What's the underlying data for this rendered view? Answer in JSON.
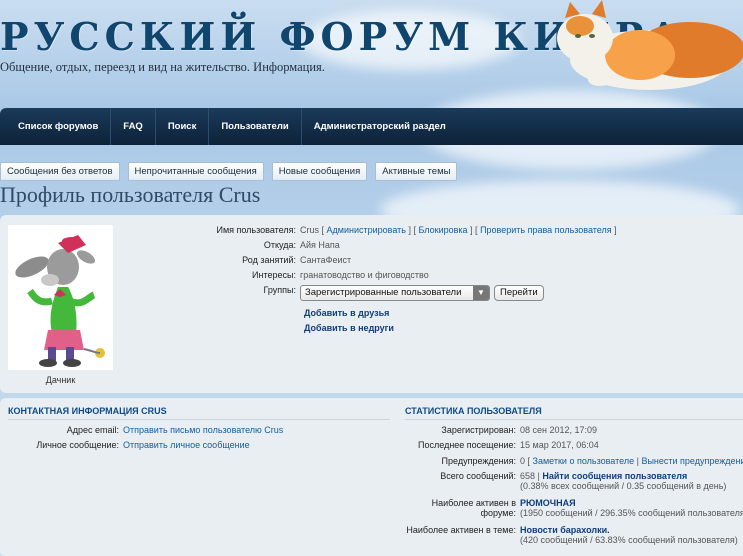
{
  "header": {
    "logo": "РУССКИЙ ФОРУМ КИПРА",
    "tagline": "Общение, отдых, переезд и вид на жительство. Информация."
  },
  "nav": [
    {
      "label": "Список форумов"
    },
    {
      "label": "FAQ"
    },
    {
      "label": "Поиск"
    },
    {
      "label": "Пользователи"
    },
    {
      "label": "Администраторский раздел"
    }
  ],
  "subnav": [
    {
      "label": "Сообщения без ответов"
    },
    {
      "label": "Непрочитанные сообщения"
    },
    {
      "label": "Новые сообщения"
    },
    {
      "label": "Активные темы"
    }
  ],
  "page_title": "Профиль пользователя Crus",
  "profile": {
    "avatar_caption": "Дачник",
    "username_label": "Имя пользователя:",
    "username": "Crus",
    "admin_link": "Администрировать",
    "ban_link": "Блокировка",
    "permissions_link": "Проверить права пользователя",
    "location_label": "Откуда:",
    "location": "Айя Напа",
    "occupation_label": "Род занятий:",
    "occupation": "СантаФеист",
    "interests_label": "Интересы:",
    "interests": "гранатоводство и фиговодство",
    "groups_label": "Группы:",
    "group_selected": "Зарегистрированные пользователи",
    "go_button": "Перейти",
    "add_friend": "Добавить в друзья",
    "add_foe": "Добавить в недруги"
  },
  "contact": {
    "title": "КОНТАКТНАЯ ИНФОРМАЦИЯ CRUS",
    "email_label": "Адрес email:",
    "email_link": "Отправить письмо пользователю Crus",
    "pm_label": "Личное сообщение:",
    "pm_link": "Отправить личное сообщение"
  },
  "stats": {
    "title": "СТАТИСТИКА ПОЛЬЗОВАТЕЛЯ",
    "joined_label": "Зарегистрирован:",
    "joined": "08 сен 2012, 17:09",
    "last_visit_label": "Последнее посещение:",
    "last_visit": "15 мар 2017, 06:04",
    "warnings_label": "Предупреждения:",
    "warnings_count": "0",
    "notes_link": "Заметки о пользователе",
    "warn_link": "Вынести предупреждение",
    "posts_label": "Всего сообщений:",
    "posts_count": "658",
    "find_posts_link": "Найти сообщения пользователя",
    "posts_detail": "(0.38% всех сообщений / 0.35 сообщений в день)",
    "active_forum_label_1": "Наиболее активен в",
    "active_forum_label_2": "форуме:",
    "active_forum": "РЮМОЧНАЯ",
    "active_forum_detail": "(1950 сообщений / 296.35% сообщений пользователя)",
    "active_topic_label": "Наиболее активен в теме:",
    "active_topic": "Новости барахолки.",
    "active_topic_detail": "(420 сообщений / 63.83% сообщений пользователя)"
  }
}
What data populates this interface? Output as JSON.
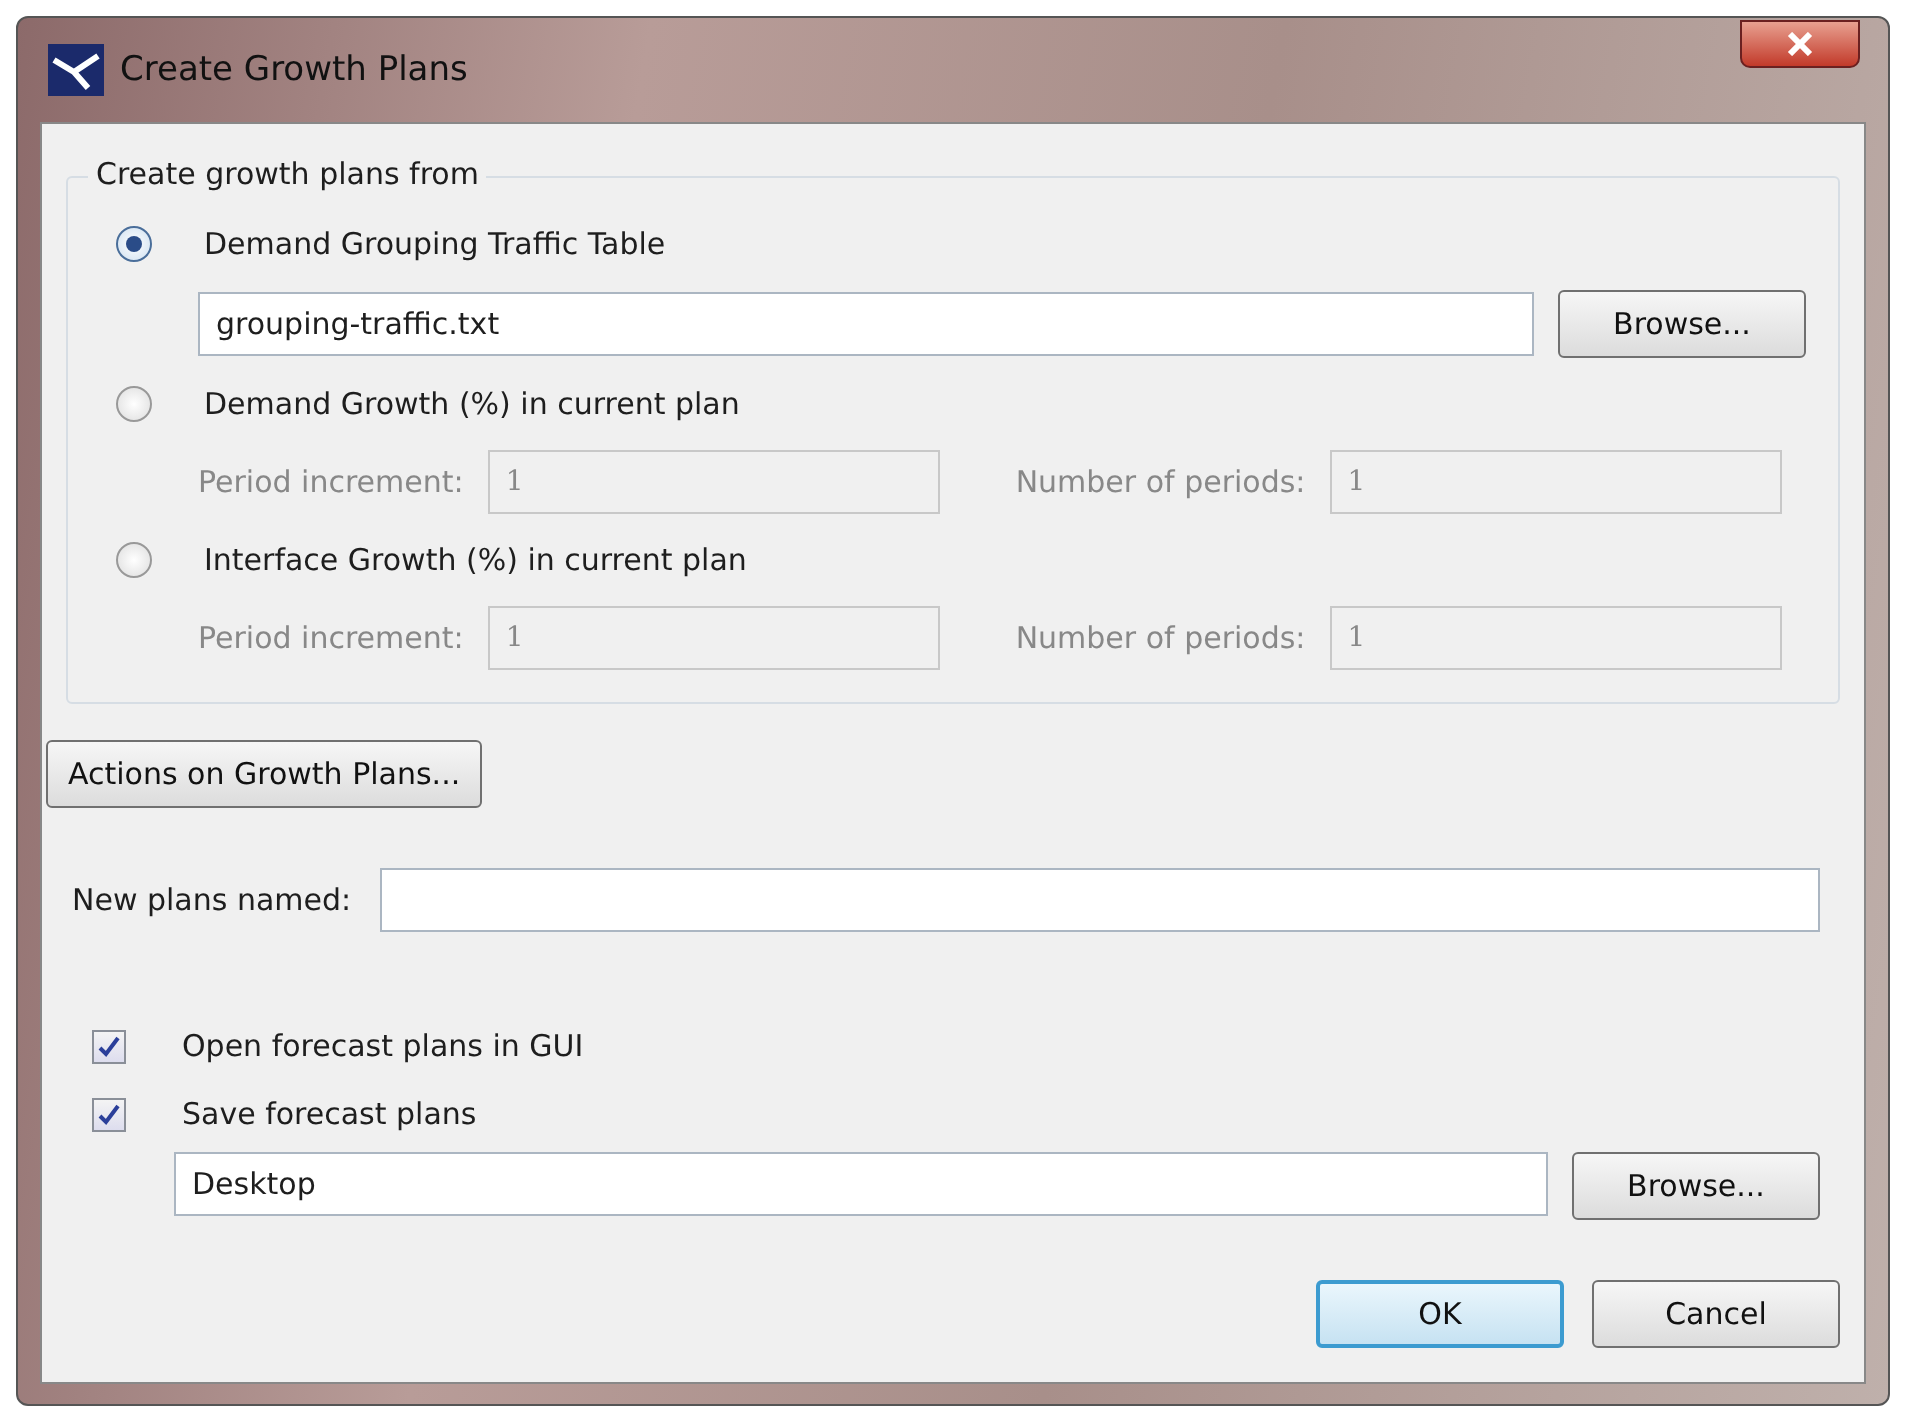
{
  "window": {
    "title": "Create Growth Plans"
  },
  "source_group": {
    "title": "Create growth plans from",
    "options": [
      {
        "kind": "file",
        "label": "Demand Grouping Traffic Table",
        "selected": true,
        "file": {
          "value": "grouping-traffic.txt",
          "browse": "Browse..."
        }
      },
      {
        "kind": "periods",
        "label": "Demand Growth (%) in current plan",
        "selected": false,
        "disabled": true,
        "fields": [
          {
            "label": "Period increment:",
            "value": "1"
          },
          {
            "label": "Number of periods:",
            "value": "1"
          }
        ]
      },
      {
        "kind": "periods",
        "label": "Interface Growth (%) in current plan",
        "selected": false,
        "disabled": true,
        "fields": [
          {
            "label": "Period increment:",
            "value": "1"
          },
          {
            "label": "Number of periods:",
            "value": "1"
          }
        ]
      }
    ]
  },
  "actions_button": "Actions on Growth Plans...",
  "new_plans": {
    "label": "New plans named:"
  },
  "checkboxes": [
    {
      "label": "Open forecast plans in GUI",
      "checked": true
    },
    {
      "label": "Save forecast plans",
      "checked": true
    }
  ],
  "save_path": {
    "value": "Desktop",
    "browse": "Browse..."
  },
  "buttons": [
    {
      "label": "OK",
      "default": true
    },
    {
      "label": "Cancel",
      "default": false
    }
  ]
}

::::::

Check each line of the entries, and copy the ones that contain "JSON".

WRITTEN SOLUTION
What's the underlying data for this rendered view? Answer in JSON.
What data populates this interface? Output as JSON.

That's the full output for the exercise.